[[ Provided entries, beginning ]]

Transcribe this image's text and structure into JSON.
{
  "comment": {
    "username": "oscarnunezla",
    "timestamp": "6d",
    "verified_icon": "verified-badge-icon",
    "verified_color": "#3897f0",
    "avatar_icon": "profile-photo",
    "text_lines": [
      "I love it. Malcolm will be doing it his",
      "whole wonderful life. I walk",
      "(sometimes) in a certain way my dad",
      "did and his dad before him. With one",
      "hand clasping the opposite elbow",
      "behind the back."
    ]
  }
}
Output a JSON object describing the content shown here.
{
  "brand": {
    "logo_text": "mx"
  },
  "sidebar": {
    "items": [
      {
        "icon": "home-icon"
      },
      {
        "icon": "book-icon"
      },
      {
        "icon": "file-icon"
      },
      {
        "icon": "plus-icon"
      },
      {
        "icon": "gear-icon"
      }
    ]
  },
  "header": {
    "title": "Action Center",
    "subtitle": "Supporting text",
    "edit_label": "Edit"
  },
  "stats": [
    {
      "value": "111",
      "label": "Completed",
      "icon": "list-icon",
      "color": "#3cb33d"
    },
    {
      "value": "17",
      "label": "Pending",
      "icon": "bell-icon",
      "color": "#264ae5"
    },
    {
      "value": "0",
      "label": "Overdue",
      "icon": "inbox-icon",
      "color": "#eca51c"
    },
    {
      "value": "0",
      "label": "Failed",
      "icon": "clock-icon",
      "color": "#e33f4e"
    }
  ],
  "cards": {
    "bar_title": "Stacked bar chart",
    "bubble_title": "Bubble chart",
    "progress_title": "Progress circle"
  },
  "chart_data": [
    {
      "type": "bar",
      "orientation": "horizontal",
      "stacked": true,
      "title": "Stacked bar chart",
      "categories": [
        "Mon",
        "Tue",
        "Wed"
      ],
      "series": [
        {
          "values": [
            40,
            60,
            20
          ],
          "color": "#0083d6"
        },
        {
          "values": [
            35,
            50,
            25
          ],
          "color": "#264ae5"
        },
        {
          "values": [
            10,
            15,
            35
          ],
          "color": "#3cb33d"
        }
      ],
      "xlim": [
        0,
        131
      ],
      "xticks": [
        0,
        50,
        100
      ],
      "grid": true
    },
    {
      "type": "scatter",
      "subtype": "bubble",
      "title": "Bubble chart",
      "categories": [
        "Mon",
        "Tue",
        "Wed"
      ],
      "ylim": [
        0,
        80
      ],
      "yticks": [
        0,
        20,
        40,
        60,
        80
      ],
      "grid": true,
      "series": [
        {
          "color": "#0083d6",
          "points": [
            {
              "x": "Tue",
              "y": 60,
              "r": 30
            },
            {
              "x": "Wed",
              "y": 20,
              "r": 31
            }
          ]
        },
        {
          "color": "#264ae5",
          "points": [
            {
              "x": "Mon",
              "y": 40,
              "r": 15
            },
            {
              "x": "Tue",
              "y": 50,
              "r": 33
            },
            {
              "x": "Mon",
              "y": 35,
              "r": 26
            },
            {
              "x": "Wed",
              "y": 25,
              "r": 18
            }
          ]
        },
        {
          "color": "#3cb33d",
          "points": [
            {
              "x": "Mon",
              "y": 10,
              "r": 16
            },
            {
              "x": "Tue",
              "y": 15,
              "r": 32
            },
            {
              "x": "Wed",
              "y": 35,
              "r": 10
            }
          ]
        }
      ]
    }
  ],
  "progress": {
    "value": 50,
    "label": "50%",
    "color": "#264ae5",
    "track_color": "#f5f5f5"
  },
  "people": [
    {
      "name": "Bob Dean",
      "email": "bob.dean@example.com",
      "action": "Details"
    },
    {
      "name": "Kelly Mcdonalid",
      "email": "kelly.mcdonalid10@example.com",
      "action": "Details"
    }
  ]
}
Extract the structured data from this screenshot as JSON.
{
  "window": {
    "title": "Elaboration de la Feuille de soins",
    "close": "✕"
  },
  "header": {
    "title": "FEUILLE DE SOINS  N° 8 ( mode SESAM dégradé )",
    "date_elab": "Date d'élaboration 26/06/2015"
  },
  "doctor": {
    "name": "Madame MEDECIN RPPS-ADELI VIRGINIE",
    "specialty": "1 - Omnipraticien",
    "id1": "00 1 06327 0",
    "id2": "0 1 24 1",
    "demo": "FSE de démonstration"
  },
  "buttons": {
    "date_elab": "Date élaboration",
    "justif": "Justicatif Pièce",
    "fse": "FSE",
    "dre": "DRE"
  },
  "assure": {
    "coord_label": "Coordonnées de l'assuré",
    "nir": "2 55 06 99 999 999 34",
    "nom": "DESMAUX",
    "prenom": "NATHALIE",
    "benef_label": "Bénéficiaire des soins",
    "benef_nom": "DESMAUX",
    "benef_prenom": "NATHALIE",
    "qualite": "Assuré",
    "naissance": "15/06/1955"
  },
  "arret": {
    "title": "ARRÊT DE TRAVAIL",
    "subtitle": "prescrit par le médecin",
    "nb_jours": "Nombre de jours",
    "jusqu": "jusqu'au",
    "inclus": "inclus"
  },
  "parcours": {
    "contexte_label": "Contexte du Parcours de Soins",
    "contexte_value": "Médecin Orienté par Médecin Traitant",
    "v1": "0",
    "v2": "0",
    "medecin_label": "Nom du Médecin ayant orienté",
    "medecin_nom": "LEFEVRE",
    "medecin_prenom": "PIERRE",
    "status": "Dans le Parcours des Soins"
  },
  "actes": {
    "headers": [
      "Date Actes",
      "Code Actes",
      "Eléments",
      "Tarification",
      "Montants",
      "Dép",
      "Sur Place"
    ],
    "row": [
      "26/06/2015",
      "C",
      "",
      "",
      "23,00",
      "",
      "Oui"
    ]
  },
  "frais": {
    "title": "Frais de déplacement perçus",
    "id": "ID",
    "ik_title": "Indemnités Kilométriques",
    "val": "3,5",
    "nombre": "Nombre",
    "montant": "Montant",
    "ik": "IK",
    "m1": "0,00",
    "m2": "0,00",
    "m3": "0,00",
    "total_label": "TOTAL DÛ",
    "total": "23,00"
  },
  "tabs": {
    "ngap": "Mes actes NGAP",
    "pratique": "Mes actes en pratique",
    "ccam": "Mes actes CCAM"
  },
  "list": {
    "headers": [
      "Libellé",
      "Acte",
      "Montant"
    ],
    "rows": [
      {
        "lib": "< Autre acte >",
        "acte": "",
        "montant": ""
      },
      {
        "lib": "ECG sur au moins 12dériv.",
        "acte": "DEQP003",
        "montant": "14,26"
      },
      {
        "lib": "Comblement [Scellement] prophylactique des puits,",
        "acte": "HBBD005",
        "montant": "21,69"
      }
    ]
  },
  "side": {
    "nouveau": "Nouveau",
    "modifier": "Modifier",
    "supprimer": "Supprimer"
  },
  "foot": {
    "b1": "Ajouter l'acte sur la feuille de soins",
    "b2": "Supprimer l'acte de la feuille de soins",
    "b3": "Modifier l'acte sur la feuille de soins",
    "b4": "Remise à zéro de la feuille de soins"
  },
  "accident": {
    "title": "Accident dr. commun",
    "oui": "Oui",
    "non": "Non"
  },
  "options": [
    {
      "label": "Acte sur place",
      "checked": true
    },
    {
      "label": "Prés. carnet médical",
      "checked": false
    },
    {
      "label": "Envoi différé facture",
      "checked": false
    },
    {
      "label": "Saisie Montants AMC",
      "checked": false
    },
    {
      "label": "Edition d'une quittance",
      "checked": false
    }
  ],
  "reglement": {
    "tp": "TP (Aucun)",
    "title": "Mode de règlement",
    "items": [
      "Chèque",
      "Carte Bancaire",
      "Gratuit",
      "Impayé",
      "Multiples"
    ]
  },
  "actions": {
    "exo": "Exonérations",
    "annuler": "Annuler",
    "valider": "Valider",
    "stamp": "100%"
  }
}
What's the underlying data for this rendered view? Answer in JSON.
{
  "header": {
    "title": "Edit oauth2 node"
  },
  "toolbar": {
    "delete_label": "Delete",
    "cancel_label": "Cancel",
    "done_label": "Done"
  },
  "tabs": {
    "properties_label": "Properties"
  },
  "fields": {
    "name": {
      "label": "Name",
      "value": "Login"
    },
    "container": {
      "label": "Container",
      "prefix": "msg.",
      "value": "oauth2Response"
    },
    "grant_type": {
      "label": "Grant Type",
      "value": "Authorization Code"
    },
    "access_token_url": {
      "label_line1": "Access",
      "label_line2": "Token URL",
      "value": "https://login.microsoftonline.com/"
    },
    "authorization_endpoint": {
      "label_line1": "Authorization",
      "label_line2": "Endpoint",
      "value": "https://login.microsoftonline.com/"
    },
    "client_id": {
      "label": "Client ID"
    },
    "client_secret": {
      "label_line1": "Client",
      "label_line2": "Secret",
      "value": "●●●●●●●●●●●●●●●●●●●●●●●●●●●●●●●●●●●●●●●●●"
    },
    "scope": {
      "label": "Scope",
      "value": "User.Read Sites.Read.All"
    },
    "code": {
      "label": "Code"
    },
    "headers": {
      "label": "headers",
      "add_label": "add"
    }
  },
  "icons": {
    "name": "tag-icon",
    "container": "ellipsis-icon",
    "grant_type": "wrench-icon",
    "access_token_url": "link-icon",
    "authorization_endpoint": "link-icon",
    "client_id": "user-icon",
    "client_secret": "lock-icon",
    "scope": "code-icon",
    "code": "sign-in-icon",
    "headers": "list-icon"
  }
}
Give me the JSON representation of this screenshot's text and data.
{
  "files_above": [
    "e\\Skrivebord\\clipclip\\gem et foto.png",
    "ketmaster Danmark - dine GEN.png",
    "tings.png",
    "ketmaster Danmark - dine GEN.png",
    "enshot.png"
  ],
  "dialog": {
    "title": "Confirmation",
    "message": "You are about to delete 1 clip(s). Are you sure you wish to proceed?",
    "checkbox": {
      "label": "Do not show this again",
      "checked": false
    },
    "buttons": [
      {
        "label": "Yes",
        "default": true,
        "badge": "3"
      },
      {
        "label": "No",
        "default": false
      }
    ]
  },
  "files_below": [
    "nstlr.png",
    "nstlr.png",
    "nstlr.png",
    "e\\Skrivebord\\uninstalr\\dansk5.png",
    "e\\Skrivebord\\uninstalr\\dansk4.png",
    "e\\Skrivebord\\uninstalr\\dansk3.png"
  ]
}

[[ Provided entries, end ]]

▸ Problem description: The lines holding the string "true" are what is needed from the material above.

▸ Worked solution:
      "stacked": true,
      "grid": true
      "grid": true,
      "checked": true
        "default": true,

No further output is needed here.